The argument of whether or not gay and lesbian couples have the right to marry is an ongoing, tumultuous tug-of-war between two very stubborn points of view. In the Supreme Court case Skinner vs. Oklahoma, it was ruled that marriage is "one of the basic civil rights"." Same-sex couples who are legally married should receive the same legal benefits as heterosexual married couples. In 2001, seven same-sex couples in Massachusetts sued for equal marriage rights (Same-Sex Marriage). In 2003, the state supreme court ruled that equality in marriage for same-sex couples was mandatory (Same-Sex Marriage). Three months later the courts more specifically said that civil unions did not qualify as equal rights and on May 17, 2004 Massachusetts became the first state to distribute marriage licenses to same sex couples (Same-Sex Marriage). .
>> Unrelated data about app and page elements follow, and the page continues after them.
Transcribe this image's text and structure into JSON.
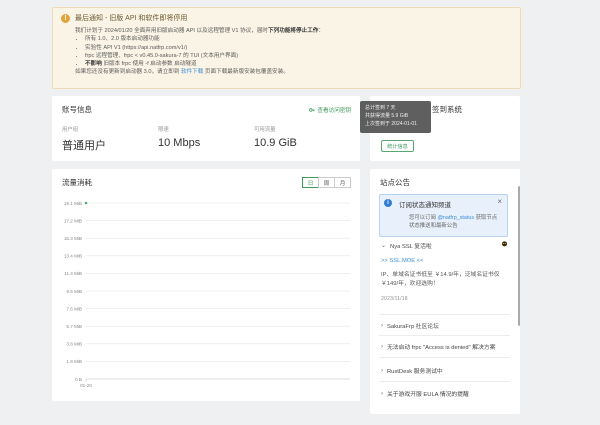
{
  "notice": {
    "title": "最后通知 - 旧版 API 和软件即将停用",
    "line1_pre": "我们计划于 2024/01/20 全面弃用旧版启动器 API 以及远程管理 V1 协议，届时",
    "line1_bold": "下列功能将停止工作",
    "line1_post": "：",
    "items": [
      "所有 1.0、2.0 版本启动器功能",
      "实验性 API V1 (https://api.natfrp.com/v1/)",
      "frpc 远程管理、frpc < v0.45.0-sakura-7 的 TUI (文本用户界面)"
    ],
    "item4_bold": "不影响",
    "item4_rest": " 旧版本 frpc 使用 -f 启动参数 启动隧道",
    "footer_pre": "如果您还没有更新到启动器 3.0，请立即到 ",
    "footer_link": "软件下载",
    "footer_post": " 页面下载最新版安装包覆盖安装。"
  },
  "account": {
    "title": "账号信息",
    "link": "查看访问密钥",
    "fields": [
      {
        "label": "用户组",
        "value": "普通用户"
      },
      {
        "label": "限速",
        "value": "10 Mbps"
      },
      {
        "label": "可用流量",
        "value": "10.9 GiB"
      }
    ]
  },
  "sign": {
    "title": "签到系统",
    "tooltip": [
      "总计签到 7 天",
      "共获得流量 5.9 GiB",
      "上次签到于 2024-01-01"
    ],
    "button": "统计信息"
  },
  "traffic": {
    "title": "流量消耗",
    "tabs": [
      "日",
      "周",
      "月"
    ],
    "active_tab": 0
  },
  "chart_data": {
    "type": "line",
    "categories": [
      "01-20"
    ],
    "values": [
      19.1
    ],
    "yticks": [
      "19.1 MiB",
      "17.2 MiB",
      "15.3 MiB",
      "13.4 MiB",
      "11.4 MiB",
      "9.5 MiB",
      "7.6 MiB",
      "5.7 MiB",
      "3.8 MiB",
      "1.9 MiB",
      "0 B"
    ],
    "ylim": [
      0,
      19.1
    ],
    "ylabel": "",
    "xlabel": "",
    "color": "#4cae6e"
  },
  "announce": {
    "title": "站点公告",
    "sub_title": "订阅状态通知频道",
    "sub_desc_pre": "您可以订阅 ",
    "sub_desc_link": "@natfrp_status",
    "sub_desc_post": " 获取节点状态推送和最新公告",
    "expanded_title": "Nya SSL 复活啦",
    "expanded_link": ">> SSL.MOE <<",
    "expanded_text": "IP、单域名证书低至 ￥14.9/年，泛域名证书仅 ￥149/年，欢迎选购！",
    "expanded_date": "2023/11/18",
    "items": [
      "SakuraFrp 社区论坛",
      "无法启动 frpc \"Access is denied\" 解决方案",
      "RustDesk 服务测试中",
      "关于游戏开服 EULA 情况的提醒"
    ]
  }
}
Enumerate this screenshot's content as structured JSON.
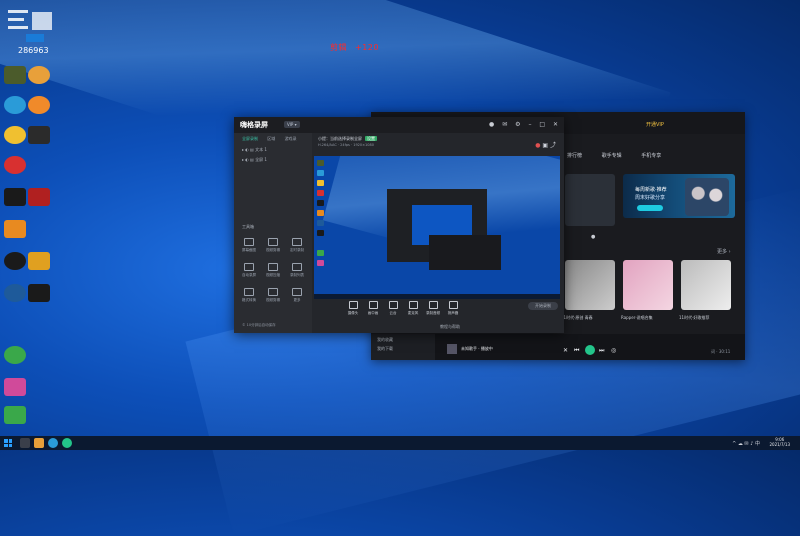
{
  "desktop": {
    "corner_id": "286963",
    "counter": {
      "label": "剪辑",
      "value": "+120"
    }
  },
  "rec_app": {
    "logo": "嗨格录屏",
    "badge": "VIP ▾",
    "left_tabs": [
      "全屏录制",
      "区域",
      "游戏录"
    ],
    "source_rows": [
      "文本 1",
      "全屏 1"
    ],
    "tools_title": "工具箱",
    "tools": [
      "屏幕截图",
      "视频剪辑",
      "定时录制",
      "自动录屏",
      "视频压缩",
      "录制列表",
      "格式转换",
      "视频剪辑",
      "更多"
    ],
    "hint": "小提：当前选择录制全屏",
    "hint_tag": "设置",
    "subhint": "H.264/AAC · 24fps · 1920×1080",
    "bottom_tools": [
      "摄像头",
      "画中画",
      "云台",
      "麦克风",
      "录制音频",
      "扬声器"
    ],
    "start_label": "开始录制",
    "status": "© 10分钟后自动保存",
    "footer_link": "教程与帮助"
  },
  "music_app": {
    "vip_label": "开通VIP",
    "tabs": [
      "排行榜",
      "歌手专辑",
      "手机专享"
    ],
    "banner": {
      "line1": "每周新歌·推荐",
      "line2": "周末好歌分享"
    },
    "more": "更多 ›",
    "captions": [
      "11时代·原创 青春",
      "11时代·好歌",
      "Rapper·说唱合集",
      "11时代·好歌推荐"
    ],
    "sidebar_bottom": [
      "我的收藏",
      "我的下载"
    ],
    "song": "未知歌手 · 播放中",
    "sb_label": "词 · 30:11"
  },
  "taskbar": {
    "time": "9:06",
    "date": "2021/7/13",
    "tray": "^ ☁ ✉ ♪ 中"
  }
}
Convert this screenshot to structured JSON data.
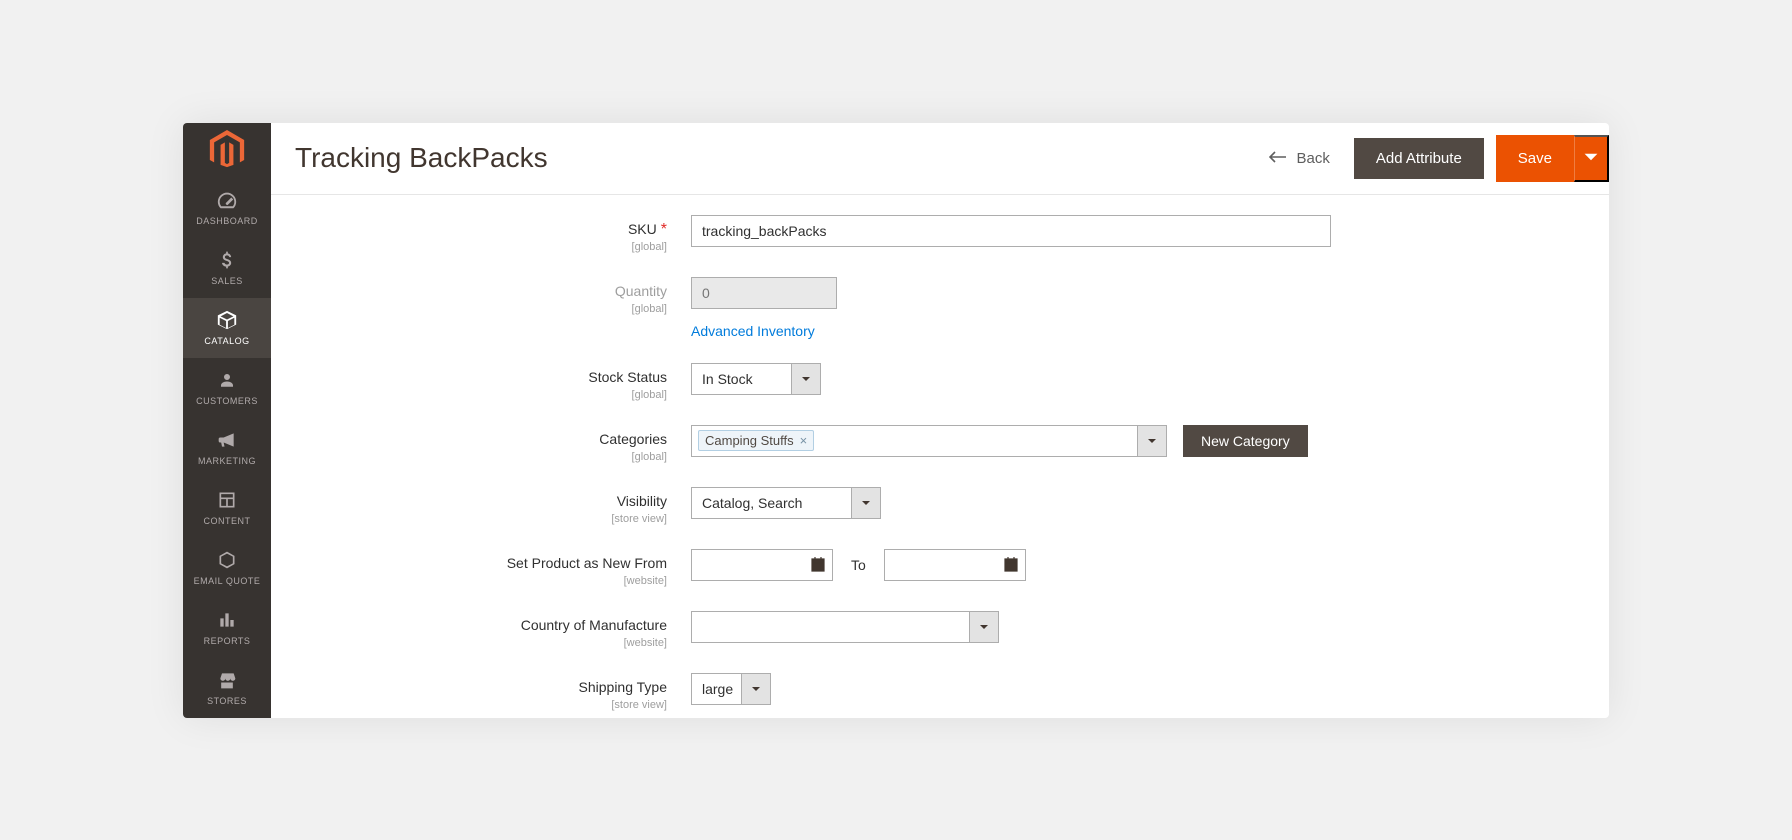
{
  "header": {
    "title": "Tracking BackPacks",
    "back": "Back",
    "add_attribute": "Add Attribute",
    "save": "Save"
  },
  "sidebar": {
    "items": [
      {
        "label": "DASHBOARD"
      },
      {
        "label": "SALES"
      },
      {
        "label": "CATALOG"
      },
      {
        "label": "CUSTOMERS"
      },
      {
        "label": "MARKETING"
      },
      {
        "label": "CONTENT"
      },
      {
        "label": "EMAIL QUOTE"
      },
      {
        "label": "REPORTS"
      },
      {
        "label": "STORES"
      }
    ]
  },
  "fields": {
    "sku": {
      "label": "SKU",
      "scope": "[global]",
      "value": "tracking_backPacks"
    },
    "quantity": {
      "label": "Quantity",
      "scope": "[global]",
      "placeholder": "0",
      "advanced": "Advanced Inventory"
    },
    "stock_status": {
      "label": "Stock Status",
      "scope": "[global]",
      "value": "In Stock"
    },
    "categories": {
      "label": "Categories",
      "scope": "[global]",
      "chip": "Camping Stuffs",
      "new_category": "New Category"
    },
    "visibility": {
      "label": "Visibility",
      "scope": "[store view]",
      "value": "Catalog, Search"
    },
    "new_from": {
      "label": "Set Product as New From",
      "scope": "[website]",
      "to": "To"
    },
    "country": {
      "label": "Country of Manufacture",
      "scope": "[website]",
      "value": ""
    },
    "shipping": {
      "label": "Shipping Type",
      "scope": "[store view]",
      "value": "large"
    }
  }
}
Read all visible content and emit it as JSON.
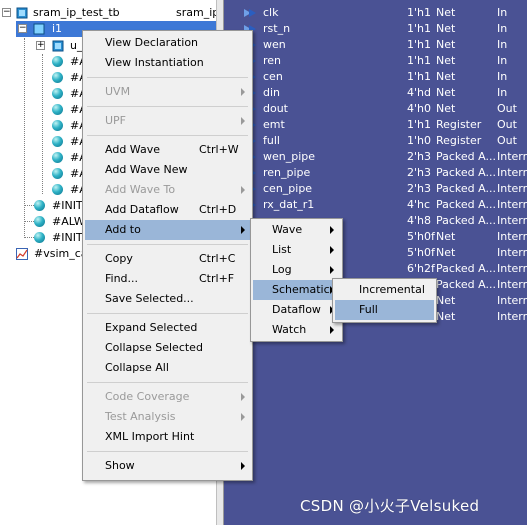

The gay rights movement has often been compared to the civil rights movement. Opponents of gay marriage argue that these two movements should not be compared because people can't choose their skin color; but many argue that people don't choose their sexual orientation either. Molecular biologist Warren C. Lathe did a study about how sexual orientation is determined. The study suggests that a person's sexual orientation is biologically and genetically determined and is in place when they are born (Lathe). .
Some states have put a civil union law into effect which gives same-sex couples some of the benefits of marriage, like the right to make medical decisions and the ability to make joint tax returns, however if the couple crosses state boundaries their benefits don't hold up. This is permissible because of The Defense of Marriage Act. The Defense of Marriage Act was signed into law in 1996. It gave states the right to refuse to recognize a marriage license given by another state (Same-Sex Marriage). It also gives marriage the definition of "only a legal union between one man and one woman as husband and wife"" (Same-Sex Marriage).